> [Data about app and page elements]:
____________

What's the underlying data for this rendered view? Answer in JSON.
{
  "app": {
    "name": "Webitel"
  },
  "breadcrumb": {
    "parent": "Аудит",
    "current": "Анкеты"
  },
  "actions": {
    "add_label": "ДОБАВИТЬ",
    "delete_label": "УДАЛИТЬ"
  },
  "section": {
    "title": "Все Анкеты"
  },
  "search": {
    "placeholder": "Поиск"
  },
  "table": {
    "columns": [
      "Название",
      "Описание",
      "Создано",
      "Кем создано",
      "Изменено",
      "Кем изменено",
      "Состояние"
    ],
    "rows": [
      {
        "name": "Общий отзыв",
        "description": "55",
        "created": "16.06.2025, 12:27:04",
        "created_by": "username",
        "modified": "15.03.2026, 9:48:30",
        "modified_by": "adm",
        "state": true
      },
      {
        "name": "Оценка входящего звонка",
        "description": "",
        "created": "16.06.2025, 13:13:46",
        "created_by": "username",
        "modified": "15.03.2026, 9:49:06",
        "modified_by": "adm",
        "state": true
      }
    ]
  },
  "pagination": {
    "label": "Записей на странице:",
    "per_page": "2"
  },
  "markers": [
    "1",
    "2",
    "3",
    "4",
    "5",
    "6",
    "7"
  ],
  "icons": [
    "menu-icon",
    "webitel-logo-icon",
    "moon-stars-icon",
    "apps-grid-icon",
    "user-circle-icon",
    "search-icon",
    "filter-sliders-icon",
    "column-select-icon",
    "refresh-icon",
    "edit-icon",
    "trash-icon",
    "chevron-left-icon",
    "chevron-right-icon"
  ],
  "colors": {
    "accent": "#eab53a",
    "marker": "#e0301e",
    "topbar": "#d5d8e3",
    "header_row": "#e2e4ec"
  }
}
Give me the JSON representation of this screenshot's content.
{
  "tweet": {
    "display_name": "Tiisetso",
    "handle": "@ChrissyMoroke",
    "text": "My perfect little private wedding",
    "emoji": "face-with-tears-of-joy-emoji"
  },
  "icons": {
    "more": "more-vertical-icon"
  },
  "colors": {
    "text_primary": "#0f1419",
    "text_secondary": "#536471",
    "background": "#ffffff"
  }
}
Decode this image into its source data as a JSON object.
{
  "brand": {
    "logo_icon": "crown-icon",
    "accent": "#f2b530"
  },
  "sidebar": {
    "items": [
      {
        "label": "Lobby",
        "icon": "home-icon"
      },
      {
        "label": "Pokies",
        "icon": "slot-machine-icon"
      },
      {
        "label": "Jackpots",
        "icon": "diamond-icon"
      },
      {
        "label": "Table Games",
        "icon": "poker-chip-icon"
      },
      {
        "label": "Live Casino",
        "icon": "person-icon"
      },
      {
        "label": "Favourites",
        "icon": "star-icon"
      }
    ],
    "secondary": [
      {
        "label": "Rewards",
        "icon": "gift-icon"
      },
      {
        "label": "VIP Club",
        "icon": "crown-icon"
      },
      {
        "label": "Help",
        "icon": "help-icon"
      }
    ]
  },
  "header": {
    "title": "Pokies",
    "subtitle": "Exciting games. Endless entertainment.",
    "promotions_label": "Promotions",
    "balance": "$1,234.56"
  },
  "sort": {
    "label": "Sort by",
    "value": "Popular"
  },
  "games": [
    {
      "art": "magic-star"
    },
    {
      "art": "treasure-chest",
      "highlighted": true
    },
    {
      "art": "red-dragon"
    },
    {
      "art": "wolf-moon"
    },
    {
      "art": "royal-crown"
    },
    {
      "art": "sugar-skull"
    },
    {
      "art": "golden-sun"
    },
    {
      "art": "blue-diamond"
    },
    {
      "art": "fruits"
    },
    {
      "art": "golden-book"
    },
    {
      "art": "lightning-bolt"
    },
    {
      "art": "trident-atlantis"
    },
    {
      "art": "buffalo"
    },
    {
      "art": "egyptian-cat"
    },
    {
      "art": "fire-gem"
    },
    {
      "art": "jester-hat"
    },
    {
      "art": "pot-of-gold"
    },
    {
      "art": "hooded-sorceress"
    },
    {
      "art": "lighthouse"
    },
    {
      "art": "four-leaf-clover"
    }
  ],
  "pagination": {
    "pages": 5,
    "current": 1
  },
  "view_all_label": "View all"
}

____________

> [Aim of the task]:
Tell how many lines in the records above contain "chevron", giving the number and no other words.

> [Answer area]:
2